With any collectible, you have fans, non-fans, and those who fall in-between. In spite of this, it appears as if the Vinylmation craze has broken the mold, so to speak, in terms of how they are received. There is no “middle ground” when it comes to the figures: you either love them or hate them. I remember when I first saw the Vinyls years ago; it was at the time that Urban 1 was released. I thought that they were bizarre and so un-Disney-like. Once I saw some of the Park series and those that soon followed, I caught the bug and now own hundreds of Vinylmations which are displayed throughout my home office. Still, there are many Disney fans who claim to “not understand” the attractiveness of these collectibles and have not succumbed to the fad.
Image: Numerous styles of Disney Vinylmation figures were showcased at this year’s Comic Con event in California.
Even though Disney Vinylmation has grown to become such a large success, one has to question whether or not it is truly here to stay. Think back to pin trading, a prominent activity done in the parks for many years. Yes, pins are still sold and collectors trade, but is it as popular as it once was long ago? I think the answer is that it is definitely not. Could Vinyls be headed towards the same fate? It appears to me that once pin trading reached the height of its popularity, it quickly fell off of the cliff to submission. Pins were everywhere. You could find them in every style, shape, color, or theme imaginable. Now, it seems like Vinylmation has hit this level.
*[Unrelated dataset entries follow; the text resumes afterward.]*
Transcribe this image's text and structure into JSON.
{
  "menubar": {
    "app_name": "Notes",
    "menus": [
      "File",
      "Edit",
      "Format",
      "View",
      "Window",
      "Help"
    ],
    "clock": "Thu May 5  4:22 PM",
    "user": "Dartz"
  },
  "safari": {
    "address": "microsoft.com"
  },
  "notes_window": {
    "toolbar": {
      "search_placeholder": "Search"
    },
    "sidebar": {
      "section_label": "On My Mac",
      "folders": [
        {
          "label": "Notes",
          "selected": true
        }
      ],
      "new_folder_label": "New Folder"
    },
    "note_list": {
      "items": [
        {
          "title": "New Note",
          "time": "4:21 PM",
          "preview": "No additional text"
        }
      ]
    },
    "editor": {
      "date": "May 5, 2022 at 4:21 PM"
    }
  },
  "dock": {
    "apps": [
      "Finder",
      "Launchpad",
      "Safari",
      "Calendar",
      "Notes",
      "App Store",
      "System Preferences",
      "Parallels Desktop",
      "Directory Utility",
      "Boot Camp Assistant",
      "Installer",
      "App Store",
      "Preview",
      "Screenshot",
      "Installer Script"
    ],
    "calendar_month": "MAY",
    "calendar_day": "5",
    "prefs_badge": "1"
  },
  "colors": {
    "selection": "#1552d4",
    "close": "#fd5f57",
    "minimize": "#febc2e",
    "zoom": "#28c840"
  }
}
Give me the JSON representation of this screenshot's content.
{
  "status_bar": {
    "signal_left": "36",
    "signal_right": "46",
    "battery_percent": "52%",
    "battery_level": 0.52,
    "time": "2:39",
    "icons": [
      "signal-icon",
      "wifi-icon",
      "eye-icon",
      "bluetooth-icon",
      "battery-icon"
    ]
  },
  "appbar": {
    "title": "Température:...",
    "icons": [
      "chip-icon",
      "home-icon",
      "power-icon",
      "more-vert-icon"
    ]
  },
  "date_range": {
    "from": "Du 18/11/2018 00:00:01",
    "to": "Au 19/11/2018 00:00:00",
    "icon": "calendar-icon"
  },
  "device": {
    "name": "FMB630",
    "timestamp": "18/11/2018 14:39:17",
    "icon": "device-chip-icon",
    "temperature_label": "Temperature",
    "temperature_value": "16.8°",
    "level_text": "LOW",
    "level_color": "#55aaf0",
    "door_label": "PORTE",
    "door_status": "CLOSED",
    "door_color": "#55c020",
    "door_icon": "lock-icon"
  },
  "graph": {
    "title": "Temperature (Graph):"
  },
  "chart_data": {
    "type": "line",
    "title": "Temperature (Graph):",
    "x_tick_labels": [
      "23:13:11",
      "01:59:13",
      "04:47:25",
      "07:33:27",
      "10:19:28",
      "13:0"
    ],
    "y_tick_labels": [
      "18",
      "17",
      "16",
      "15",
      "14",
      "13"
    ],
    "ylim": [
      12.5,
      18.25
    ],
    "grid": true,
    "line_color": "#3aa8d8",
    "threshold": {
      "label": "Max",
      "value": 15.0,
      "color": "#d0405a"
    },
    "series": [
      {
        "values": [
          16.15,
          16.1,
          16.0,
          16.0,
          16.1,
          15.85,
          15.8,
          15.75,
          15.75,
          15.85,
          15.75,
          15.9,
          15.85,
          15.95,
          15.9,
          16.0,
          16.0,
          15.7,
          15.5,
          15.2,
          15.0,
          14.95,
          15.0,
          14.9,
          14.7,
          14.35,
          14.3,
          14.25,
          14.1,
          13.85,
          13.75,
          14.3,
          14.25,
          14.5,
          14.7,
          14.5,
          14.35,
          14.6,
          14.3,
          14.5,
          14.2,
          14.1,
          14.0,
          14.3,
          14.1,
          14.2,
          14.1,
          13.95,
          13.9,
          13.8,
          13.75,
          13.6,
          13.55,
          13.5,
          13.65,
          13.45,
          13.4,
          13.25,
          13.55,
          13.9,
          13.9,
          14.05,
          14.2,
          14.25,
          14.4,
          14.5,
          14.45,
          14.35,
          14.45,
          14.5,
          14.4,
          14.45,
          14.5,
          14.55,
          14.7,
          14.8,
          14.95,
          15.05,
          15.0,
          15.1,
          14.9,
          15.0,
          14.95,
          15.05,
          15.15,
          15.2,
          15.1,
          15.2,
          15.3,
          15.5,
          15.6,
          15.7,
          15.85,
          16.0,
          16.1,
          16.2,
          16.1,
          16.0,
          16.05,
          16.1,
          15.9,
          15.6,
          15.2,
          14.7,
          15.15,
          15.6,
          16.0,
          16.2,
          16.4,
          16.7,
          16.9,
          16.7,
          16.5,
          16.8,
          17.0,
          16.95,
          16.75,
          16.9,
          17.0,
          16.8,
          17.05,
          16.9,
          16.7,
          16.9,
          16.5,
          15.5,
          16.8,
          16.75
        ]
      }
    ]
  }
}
Disney is even encouraging fans to trade just like it did with designated pin trading events held at the Contemporary Resort and Marketplace. Will we soon see the end of this little plastic figures? I guess only time will tell, but for now, I’m on the hunt for the next Vinyl to add to my collection.